ABOUT THIS TASK:
Using the data below, copy every line that contains the word "true".
───── INPUT DATA
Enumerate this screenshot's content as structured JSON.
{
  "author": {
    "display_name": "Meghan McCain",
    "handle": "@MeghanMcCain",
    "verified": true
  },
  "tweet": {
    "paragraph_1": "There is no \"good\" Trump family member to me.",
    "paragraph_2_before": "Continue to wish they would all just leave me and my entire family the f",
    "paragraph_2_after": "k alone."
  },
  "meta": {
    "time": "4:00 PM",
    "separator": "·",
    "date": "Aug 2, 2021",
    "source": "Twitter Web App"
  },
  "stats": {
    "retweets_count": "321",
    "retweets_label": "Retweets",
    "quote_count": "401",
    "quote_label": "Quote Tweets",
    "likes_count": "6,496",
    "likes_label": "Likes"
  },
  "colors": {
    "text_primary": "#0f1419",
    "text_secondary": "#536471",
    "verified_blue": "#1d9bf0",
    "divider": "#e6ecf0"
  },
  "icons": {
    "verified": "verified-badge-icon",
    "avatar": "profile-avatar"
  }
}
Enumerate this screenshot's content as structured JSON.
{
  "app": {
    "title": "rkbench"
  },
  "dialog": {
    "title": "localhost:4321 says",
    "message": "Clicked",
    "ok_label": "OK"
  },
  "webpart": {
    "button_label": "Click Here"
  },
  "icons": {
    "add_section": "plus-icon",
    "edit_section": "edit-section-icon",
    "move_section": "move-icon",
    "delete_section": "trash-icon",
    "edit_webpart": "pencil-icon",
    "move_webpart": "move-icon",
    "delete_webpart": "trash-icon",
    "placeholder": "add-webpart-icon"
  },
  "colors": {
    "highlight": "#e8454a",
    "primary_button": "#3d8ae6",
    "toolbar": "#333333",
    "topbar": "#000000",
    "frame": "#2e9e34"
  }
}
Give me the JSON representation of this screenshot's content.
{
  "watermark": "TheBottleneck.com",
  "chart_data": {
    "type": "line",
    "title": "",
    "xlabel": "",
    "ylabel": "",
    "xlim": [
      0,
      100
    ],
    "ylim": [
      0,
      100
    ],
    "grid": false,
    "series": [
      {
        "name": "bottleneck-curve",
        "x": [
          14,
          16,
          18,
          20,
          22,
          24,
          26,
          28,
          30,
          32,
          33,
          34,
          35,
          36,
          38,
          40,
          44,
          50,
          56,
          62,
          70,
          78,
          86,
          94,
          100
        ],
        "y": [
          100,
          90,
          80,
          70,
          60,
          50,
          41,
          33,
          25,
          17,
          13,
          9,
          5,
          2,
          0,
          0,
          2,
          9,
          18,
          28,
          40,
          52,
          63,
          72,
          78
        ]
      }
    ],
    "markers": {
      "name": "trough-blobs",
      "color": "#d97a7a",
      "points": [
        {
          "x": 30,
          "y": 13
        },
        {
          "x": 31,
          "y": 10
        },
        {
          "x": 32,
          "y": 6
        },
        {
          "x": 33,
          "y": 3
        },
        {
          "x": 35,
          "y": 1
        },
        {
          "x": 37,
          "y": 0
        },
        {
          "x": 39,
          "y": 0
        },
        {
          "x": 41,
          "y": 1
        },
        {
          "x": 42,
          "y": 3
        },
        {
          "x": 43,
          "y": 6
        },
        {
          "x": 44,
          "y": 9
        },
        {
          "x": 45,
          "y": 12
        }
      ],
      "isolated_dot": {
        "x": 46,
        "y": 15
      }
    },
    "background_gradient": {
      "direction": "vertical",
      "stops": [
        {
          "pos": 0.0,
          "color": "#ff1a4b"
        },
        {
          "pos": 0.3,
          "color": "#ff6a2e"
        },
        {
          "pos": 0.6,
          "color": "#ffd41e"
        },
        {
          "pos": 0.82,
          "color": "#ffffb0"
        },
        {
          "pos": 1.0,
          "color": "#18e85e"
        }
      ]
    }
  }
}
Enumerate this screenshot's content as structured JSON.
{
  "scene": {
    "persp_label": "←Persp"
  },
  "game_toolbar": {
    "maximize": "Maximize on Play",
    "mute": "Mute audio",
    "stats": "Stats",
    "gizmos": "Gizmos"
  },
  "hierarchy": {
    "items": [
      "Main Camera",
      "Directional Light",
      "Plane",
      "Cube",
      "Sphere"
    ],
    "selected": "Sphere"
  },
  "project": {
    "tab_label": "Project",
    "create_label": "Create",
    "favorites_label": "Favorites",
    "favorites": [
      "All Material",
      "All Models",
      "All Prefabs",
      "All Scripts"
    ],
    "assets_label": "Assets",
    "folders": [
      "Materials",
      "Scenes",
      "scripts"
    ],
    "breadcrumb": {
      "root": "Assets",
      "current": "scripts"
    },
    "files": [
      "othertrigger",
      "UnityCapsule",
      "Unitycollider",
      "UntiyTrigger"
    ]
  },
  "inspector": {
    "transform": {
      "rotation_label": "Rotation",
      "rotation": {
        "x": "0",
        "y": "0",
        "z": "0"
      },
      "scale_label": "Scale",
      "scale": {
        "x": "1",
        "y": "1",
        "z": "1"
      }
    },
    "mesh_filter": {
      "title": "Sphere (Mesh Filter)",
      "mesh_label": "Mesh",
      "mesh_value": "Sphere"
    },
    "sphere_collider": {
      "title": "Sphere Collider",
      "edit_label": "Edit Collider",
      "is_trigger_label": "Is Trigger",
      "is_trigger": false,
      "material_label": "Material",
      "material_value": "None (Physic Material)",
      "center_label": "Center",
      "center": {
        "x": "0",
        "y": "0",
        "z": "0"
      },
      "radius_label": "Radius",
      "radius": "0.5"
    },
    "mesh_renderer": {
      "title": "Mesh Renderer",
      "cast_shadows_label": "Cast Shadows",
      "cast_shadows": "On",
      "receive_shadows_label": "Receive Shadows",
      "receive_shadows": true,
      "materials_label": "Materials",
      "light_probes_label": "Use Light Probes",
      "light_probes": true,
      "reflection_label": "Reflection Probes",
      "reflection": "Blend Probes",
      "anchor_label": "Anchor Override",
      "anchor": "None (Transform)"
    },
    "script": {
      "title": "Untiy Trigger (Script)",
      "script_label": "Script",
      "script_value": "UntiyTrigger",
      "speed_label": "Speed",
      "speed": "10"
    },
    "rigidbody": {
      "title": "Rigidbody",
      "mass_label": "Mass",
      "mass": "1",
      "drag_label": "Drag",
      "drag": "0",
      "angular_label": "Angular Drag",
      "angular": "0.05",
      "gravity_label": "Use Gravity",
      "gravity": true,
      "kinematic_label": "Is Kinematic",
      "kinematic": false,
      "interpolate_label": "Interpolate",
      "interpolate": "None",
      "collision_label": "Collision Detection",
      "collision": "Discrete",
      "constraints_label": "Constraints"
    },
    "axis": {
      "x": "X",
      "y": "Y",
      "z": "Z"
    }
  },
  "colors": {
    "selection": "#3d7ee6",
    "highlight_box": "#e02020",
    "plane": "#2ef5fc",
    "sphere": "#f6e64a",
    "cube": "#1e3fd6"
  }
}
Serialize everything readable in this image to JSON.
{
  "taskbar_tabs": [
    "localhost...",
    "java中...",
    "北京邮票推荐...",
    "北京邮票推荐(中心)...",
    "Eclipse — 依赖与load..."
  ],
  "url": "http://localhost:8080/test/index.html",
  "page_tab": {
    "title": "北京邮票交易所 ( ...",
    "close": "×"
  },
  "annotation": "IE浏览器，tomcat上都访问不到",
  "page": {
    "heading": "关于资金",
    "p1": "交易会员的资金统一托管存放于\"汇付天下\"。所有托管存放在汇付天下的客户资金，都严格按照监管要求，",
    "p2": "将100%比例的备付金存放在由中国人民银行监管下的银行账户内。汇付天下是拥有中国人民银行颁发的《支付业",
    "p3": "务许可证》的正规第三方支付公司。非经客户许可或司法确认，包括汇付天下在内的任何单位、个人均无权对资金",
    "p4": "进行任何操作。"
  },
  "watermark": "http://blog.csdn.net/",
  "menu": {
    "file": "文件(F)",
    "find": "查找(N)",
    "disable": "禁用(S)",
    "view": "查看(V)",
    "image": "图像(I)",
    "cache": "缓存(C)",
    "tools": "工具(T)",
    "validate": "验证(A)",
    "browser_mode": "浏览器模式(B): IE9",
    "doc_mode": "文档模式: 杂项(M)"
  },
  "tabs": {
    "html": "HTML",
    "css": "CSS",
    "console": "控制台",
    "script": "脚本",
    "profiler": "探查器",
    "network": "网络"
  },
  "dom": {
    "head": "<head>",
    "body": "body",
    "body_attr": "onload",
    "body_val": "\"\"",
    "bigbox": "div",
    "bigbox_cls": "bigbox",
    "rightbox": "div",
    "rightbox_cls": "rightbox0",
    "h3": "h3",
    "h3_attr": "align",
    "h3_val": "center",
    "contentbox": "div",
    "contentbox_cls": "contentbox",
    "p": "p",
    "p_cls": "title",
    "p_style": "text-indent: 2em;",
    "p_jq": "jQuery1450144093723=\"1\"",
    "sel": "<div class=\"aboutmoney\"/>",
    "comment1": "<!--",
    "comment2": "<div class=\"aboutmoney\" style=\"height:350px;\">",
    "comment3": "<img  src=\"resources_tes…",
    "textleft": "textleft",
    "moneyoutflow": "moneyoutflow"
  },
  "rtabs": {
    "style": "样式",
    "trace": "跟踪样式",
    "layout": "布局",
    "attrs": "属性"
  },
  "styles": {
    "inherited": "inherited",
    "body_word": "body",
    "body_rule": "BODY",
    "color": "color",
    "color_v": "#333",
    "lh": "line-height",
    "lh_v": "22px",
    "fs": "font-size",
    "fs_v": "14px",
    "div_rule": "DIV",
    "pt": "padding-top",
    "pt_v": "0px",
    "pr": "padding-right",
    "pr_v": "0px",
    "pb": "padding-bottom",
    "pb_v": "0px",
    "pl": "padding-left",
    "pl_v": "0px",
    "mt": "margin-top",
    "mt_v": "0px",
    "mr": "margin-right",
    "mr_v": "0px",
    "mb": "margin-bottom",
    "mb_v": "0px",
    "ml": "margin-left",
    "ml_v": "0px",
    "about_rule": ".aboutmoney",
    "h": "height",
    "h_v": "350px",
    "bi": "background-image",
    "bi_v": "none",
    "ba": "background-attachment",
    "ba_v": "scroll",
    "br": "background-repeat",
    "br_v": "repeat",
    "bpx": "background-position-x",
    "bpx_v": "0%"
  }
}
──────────
OUTPUT FOR THIS TASK:
    "verified": true
      "receive_shadows": true,
      "light_probes": true,
      "gravity": true,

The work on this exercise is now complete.